It relies upon the acceptance of each country's safety regulatory system as delivering equivalent safety outcomes, even though there are some individual differences in safety standards.
The regime will permit an airline eligible under the 2002 Air Services Agreement to carry out an aviation activity within both Australia and New Zealand, and between the countries if desired, based on an Air Operator's Certificate (AOC) issued by the aviation safety regulator of the 'home' country - either the Civil Aviation Safety Authority (Australia) or the Civil Aviation Authority (New Zealand). The first aviation-related safety certificates to be mutually recognised will be AOCs covering aircraft with more than 30 seats, or more than 15,000kg MCTOW. Acceptance of AOCs for air transport services by smaller aircraft will follow, subject to determination of the equivalence of the respective safety regimes.
Further extension to other aviation-related certification not covered by other mutual recognition arrangements such as the Trans-Tasman Mutual Recognition Arrangement is anticipated, but requires the prior agreement of the two governments.
Amending legislation to provide for the implementation of mutual recognition by New Zealand was passed in 2004. Part 1A of the Civil Aviation Act 1990 and consequential changes to Civil Aviation Rules were brought into force on 30 March 2007 by Order-in-Council. Corresponding legislation was passed in the Australian Parliament in September 2006 and was proclaimed on 30 March 2007.
Implementation of the mutual recognition regime is supported by an Operational Arrangement between the Civil Aviation Authority of New Zealand and the Civil Aviation Safety Authority of Australia.
Holders of Australian AOCs
To conduct operations to, from, or within New Zealand, you must comply with s 11B of the Civil Aviation Act 1990. That means you must provide the Director of Civil Aviation with:
- a copy of your Australian AOC with ANZA privileges;
- the details of all conditions imposed by CASA in relation to your AOC;
- your Australian business address, telephone and fax numbers, and email address;
- your New Zealand business address or address for service, telephone and fax numbers, and email address;
- any other prescribed information; and
- your consent, in writing, to allow the Director to make inquiries to and exchange information with CASA regarding your civil aviation activities.

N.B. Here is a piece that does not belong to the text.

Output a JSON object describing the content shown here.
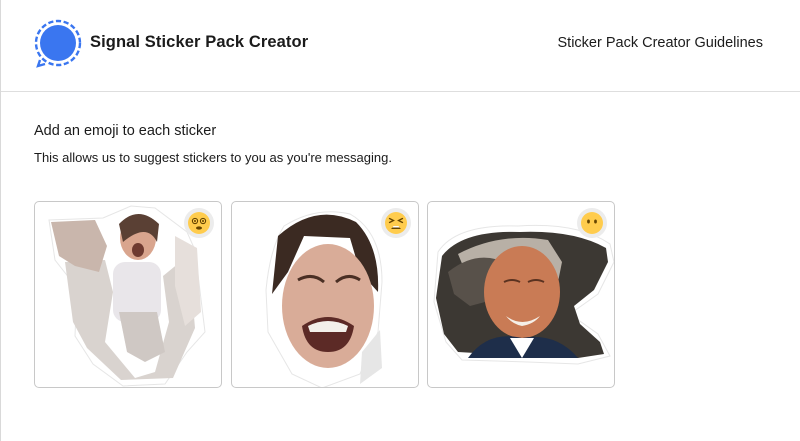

Holders of New Zealand AOCs
The Director must follow the instructions of s 11F of the Civil Aviation Act 1990 and s 11G of the Civil Aviation Act 1990 when determining whether or not to grant an AOC with ANZA privileges. Additionally, holders of New Zealand AOCs with ANZA privileges must comply with all conditions in 11G, especially ss 11G(2) and 11(G)(4).
For additional information on ANZA privileges, please contact Mark Hughes of the Air Transport and Airworthiness Group.